It was a sunny afternoon, late in November, when I finished the last day of Apple Pressing. The temperature was in the fifty degree range. This is good, because I'm always drenched in water and apple pulp when I process apples. In past years, I have processed apples when it was in the thirties and that is brutal

The pulp that comes out of the apple grinder has a delicious apple aroma. I love the aroma and so do the wasps. Fortunately, I have never been stung when processing apples. I think the wasps are too busy drinking apple juice to get angry!

I pour about nine bushels of apple pulp into the apple press to fill it up. I use a “Hydropress”. This is an apple press that uses water pressure to squeeze the juice from the apple pulp. I get a decent amount of juice from each pressing – around two and a half gallons of juice per bushel of ripe apples.

The Hydropress squeezes the apple pulp against a cloth screen that's placed inside a round, stainless steel screen. This separates the apple juice from the apple pulp. The juice flows out of the press and through another fine screen into buckets. The buckets of juice are then poured into five gallon glass bottles.

An organic, natural yeast is added to the bottles and they are capped with an “airlock”. The airlock prevents oxygen from entering the bottle, but lets carbon dioxide from the fermentation process escape from the bottle.

Then the glass bottles are rolled on a cart into the Cider Room – each five gallon bottle of juice weighs around forty pounds. The Cider Room is kept at a comfortable seventy degrees Fahrenheit – a cozy temperature for the active yeast that will convert the sugar in the apple juice into alcohol (the first step in making vinegar).

So now, it is the end of the Fall Season and the apple juice is merrily bubbling in the warm cider room. The apple harvest and apple pressing is finally over. For the month of December, I can rest a bit.
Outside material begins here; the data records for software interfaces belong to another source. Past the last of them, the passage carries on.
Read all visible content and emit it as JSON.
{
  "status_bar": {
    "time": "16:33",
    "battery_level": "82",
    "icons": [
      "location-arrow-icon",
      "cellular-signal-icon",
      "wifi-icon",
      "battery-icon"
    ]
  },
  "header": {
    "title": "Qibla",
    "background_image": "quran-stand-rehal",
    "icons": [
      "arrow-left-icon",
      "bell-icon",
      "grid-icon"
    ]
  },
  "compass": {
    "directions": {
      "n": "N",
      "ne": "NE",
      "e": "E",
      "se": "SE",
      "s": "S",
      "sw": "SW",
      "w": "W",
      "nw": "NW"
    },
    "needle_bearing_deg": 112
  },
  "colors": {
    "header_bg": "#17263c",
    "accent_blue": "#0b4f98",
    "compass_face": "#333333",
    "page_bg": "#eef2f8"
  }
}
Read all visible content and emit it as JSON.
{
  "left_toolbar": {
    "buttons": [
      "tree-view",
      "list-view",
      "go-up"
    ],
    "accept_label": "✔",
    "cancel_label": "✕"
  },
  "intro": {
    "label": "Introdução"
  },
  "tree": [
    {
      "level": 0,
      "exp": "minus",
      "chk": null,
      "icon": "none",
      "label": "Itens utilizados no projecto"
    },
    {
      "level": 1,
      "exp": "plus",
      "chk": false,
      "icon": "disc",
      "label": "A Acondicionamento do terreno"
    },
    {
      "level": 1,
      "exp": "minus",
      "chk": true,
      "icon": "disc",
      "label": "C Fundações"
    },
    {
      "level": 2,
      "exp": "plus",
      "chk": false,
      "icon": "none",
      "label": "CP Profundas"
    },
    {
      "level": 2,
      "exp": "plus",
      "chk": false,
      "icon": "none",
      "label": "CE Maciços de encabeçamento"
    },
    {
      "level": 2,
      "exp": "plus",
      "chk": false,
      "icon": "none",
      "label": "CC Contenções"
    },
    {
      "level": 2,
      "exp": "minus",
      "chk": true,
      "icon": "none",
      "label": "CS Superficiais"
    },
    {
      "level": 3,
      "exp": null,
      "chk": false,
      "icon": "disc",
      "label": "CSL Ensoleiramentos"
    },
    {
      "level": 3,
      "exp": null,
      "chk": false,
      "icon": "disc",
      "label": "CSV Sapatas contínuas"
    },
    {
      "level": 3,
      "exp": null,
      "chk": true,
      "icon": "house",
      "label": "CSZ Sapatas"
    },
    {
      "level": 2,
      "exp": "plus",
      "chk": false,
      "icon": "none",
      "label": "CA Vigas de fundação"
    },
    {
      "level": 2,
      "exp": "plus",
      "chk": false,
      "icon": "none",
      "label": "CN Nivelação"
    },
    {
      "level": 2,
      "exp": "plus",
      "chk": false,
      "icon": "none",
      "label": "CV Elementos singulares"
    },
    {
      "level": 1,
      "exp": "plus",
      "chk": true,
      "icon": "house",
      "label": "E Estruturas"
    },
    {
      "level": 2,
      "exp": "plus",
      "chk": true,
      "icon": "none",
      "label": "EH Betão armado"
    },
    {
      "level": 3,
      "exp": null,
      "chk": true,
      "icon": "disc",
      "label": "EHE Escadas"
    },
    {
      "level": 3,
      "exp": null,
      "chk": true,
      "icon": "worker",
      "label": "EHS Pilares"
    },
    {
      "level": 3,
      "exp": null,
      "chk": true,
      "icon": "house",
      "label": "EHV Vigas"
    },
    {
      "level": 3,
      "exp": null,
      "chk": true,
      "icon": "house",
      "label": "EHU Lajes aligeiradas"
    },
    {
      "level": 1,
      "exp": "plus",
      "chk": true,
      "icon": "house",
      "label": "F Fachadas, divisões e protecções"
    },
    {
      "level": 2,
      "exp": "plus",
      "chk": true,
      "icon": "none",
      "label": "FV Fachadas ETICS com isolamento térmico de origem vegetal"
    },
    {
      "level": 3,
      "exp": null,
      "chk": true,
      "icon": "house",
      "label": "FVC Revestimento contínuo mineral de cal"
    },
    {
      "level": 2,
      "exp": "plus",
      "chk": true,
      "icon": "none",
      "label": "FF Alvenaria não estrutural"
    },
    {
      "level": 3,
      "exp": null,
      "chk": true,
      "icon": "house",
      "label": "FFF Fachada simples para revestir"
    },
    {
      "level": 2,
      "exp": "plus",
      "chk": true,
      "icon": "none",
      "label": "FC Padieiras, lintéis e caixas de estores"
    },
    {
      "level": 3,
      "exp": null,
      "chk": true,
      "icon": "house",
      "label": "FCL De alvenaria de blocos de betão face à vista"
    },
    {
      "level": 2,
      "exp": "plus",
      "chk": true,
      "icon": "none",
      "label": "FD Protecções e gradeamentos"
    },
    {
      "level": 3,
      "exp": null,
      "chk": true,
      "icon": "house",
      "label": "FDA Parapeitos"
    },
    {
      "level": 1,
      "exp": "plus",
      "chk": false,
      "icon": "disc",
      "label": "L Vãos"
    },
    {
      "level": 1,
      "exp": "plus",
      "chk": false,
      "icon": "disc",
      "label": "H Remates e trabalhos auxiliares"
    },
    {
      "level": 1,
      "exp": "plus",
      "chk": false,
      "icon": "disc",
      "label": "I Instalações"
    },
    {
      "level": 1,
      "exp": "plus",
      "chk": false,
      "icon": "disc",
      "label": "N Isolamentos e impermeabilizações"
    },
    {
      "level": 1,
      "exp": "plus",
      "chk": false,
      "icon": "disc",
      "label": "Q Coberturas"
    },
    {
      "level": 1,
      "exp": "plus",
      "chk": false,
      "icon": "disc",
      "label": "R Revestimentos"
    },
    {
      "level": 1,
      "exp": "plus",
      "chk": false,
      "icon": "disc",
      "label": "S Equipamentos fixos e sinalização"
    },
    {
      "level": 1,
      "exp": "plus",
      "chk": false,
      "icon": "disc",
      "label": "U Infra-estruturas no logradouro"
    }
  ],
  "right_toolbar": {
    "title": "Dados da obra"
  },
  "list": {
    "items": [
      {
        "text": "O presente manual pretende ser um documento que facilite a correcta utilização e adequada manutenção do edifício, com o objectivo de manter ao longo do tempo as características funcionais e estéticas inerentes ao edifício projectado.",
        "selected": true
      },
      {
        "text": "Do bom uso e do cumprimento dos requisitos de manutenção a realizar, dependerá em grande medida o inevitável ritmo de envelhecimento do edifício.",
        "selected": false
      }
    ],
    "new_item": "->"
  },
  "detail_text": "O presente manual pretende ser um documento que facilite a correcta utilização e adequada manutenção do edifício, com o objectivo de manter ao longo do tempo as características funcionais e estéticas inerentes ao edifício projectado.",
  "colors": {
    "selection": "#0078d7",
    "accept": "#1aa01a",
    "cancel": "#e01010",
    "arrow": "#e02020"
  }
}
I let nature take its course (with a little help from your friendly neighborhood vinegar brewer) as the apple juice ferments into Apple Cider.

But the cold months of Winter are coming and that means the apple trees will need pruning. And so, one season ends and another begins.